For instance, Liles says if an ecosystem restoration plan in the Delta calls for the creation of vegetation that naturally accumulates carbon molecules, the resulting net effect may offset the amount of emissions, like carbon monoxide from burning fossil fuels, being released into the atmosphere by another region.
“We’ve been focusing on easy-to-see points of carbon release like smokestacks, and viewing carbon accumulation as only an ‘extra benefit’,” said Liles. “We hope to eventually view the accumulation as a primary benefit, thereby promoting the creation of wetlands as being more than just a new habitat for wildlife.”
Liles says discussion points may also veer away from the strictly scientific arena when dealing with topics like carbon. For instance, the March 17 meeting included a conversation on the practice of “cap-and-trade,” a market-based approach used to control pollution by providing economic incentives for achieving reductions in the emission of pollutants. Such a discussion, however, was first staged with a talk on measuring carbon.
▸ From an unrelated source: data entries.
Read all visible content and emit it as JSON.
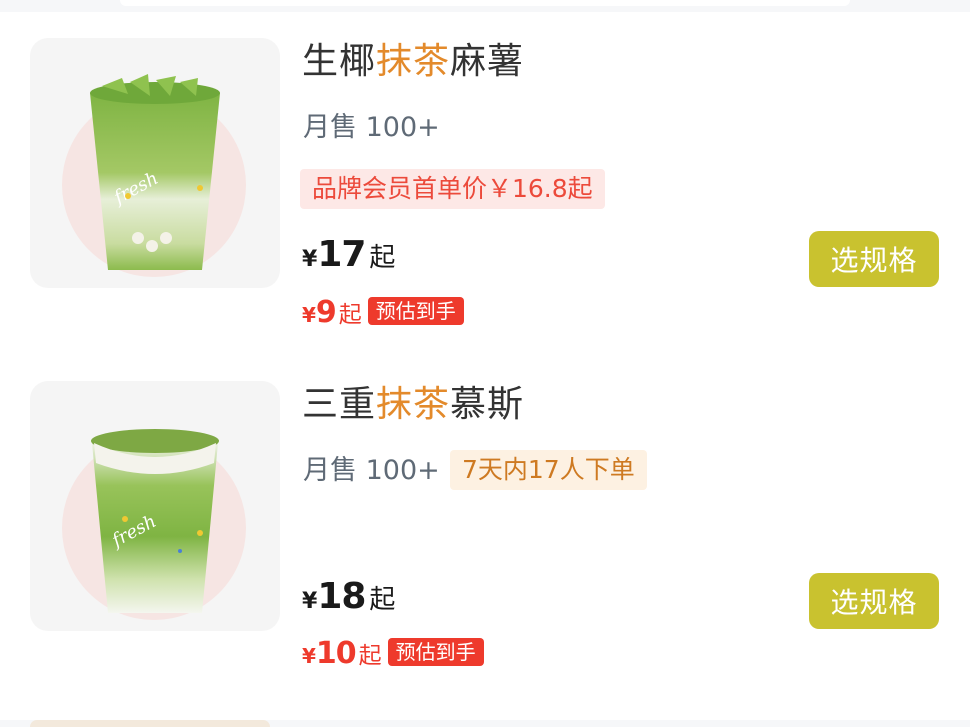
{
  "products": [
    {
      "title_prefix": "生椰",
      "title_highlight": "抹茶",
      "title_suffix": "麻薯",
      "sales": "月售 100+",
      "promo": "品牌会员首单价￥16.8起",
      "price_symbol": "¥",
      "price": "17",
      "price_unit": "起",
      "est_symbol": "¥",
      "est_price": "9",
      "est_unit": "起",
      "est_badge": "预估到手",
      "button": "选规格"
    },
    {
      "title_prefix": "三重",
      "title_highlight": "抹茶",
      "title_suffix": "慕斯",
      "sales": "月售 100+",
      "orders_tag": "7天内17人下单",
      "price_symbol": "¥",
      "price": "18",
      "price_unit": "起",
      "est_symbol": "¥",
      "est_price": "10",
      "est_unit": "起",
      "est_badge": "预估到手",
      "button": "选规格"
    }
  ],
  "colors": {
    "highlight": "#e38a2b",
    "promo_text": "#ec4a3b",
    "estimate": "#ee3a2c",
    "button_bg": "#c9c22f"
  }
}
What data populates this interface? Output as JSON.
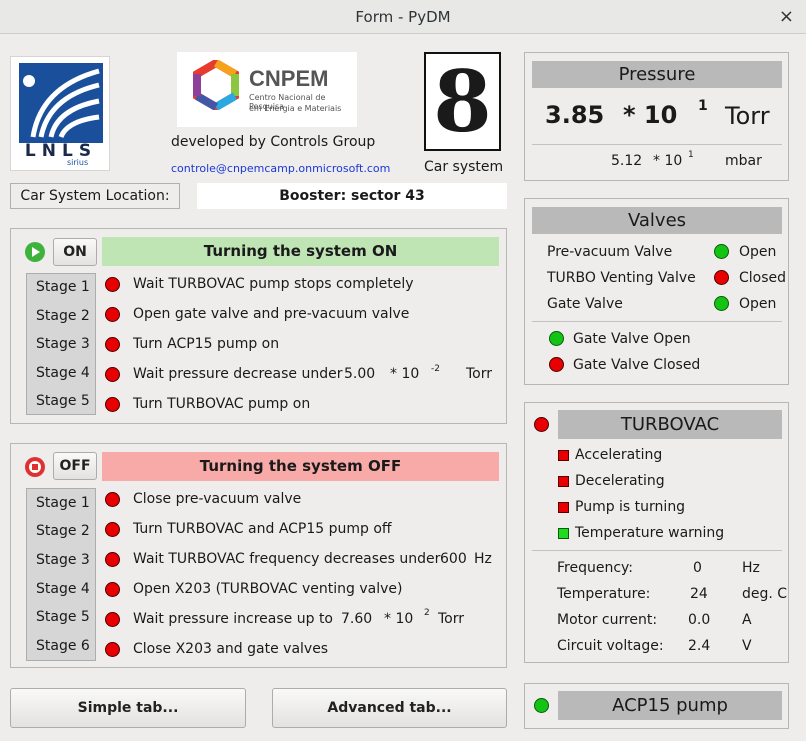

“There is a need to quantify the amount of carbon in our environment so we can begin to manage it,” said Liles. “This creates land-use mechanisms and adaptive management practices that allow decision-makers options to either increase or reduce the amount of carbon in a given region.”
Following the Brown Bag Series on carbon, Liles says the summer seminars will include discussions on ecosystem habitat restoration in the Delta. Other such topics will then round out the remainder of the year.
At the conclusion of each series of seminars, the Delta Science Program staff will draft a scientific paper synthesizing the topics discussed throughout the presentations. The paper will then be peer-reviewed and published in the Council-sponsored San Francisco Estuary and Watershed Science online journal. This will make the paper a credible and valuable resource for decision-makers in search of scientific data supporting their management decisions.